Odysseus, on the other hand, is determined to return to his home and family after distinguishing himself on the battlefield of Troy. He is neither a perfect hero nor a perfect husband, as my students have been quick to note. He sleeps with any attractive female he encounters on his voyages, gets all of his men killed, and loses all of his ships. Nor is Ithaka, his home, any great prize. It’s a small, rocky, not particularly important island. Its economy and government have fallen apart as a result of his protracted absence and neglect. Odysseus bypasses much nicer places and much more tempting options as he struggles to regain his home. Beautiful women, gorgeous palaces, fantastic wealth, easy living, even immortality are offered as temptations on his journey. And, of course, his arrival requires him to do the bloody work of setting his house in order if he is to regain his home and family. But this is the work he chooses. If we wonder why, the only answer that makes sense is because this is where he belongs – and he is smart enough to know it.
Let’s think about what makes a place “home” for each of you. I would suggest that it’s not just where you sleep at night, but where you feel both safe and challenged. A place where you know and are known by others who are close to you – both physically and emotionally. Where a web of mutual obligations and needs binds you and them together. Because you are both challenged and supported, it is a place where you can discover who you are and who you are meant to be. I’m sorry to be the bearer of bad news, but this task can be difficult and uncomfortable and it will continue for your entire life. Home, by the way, is the only place where you can do this important work.
Here’s something else to remember about “home.” You can have more than one. I’m not talking about collecting condos in Florida or cottages at the Jersey Shore. I mean places where you belong, where your presence is needed and your absence felt. I hope the place you grew up will always be such a home for you. I hope that Muhlenberg will be too. I also hope that each of you creates a new home when you find a spouse, a partner, or a community you never want to leave. Creating a home worthy of the name takes work, patience, and sacrifice (certainly this must be the lesson not only of The Odyssey, but also of The Three Little Pigs and their houses of straw, sticks, and bricks). It means valuing relationships and obligations as much as professional achievements (a lesson Achilles never learned).
In the end, however, when life’s storms come at you – as they inevitably will – it is home where you will find the comfort, security, support, safety and self-knowledge that you need to withstand bad weather.

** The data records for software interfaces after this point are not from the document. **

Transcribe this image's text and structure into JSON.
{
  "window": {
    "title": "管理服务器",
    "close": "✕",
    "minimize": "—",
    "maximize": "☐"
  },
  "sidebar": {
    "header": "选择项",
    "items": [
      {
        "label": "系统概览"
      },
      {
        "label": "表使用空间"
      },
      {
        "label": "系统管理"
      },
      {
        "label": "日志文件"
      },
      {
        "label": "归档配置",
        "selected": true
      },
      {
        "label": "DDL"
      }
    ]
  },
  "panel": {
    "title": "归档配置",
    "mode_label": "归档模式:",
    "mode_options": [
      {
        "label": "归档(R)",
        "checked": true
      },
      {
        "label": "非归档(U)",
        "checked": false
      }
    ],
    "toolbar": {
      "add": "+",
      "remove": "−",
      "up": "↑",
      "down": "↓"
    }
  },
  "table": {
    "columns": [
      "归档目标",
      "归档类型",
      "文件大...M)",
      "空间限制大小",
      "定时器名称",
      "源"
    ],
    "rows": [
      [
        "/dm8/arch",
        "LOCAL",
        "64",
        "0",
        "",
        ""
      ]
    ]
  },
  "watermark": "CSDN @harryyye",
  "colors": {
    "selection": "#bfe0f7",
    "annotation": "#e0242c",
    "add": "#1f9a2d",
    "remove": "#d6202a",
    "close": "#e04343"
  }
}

Muhlenberg – and the friendships you have made here – can always be one of your homes. I see that every fall when alumni return to campus for reunion. I hope to see each of you return as well – that you will stay in touch with the friends you’ve made here and continue to draw strength and nourishment from the roots you have sunk into this place. God bless you, and God Speed you home!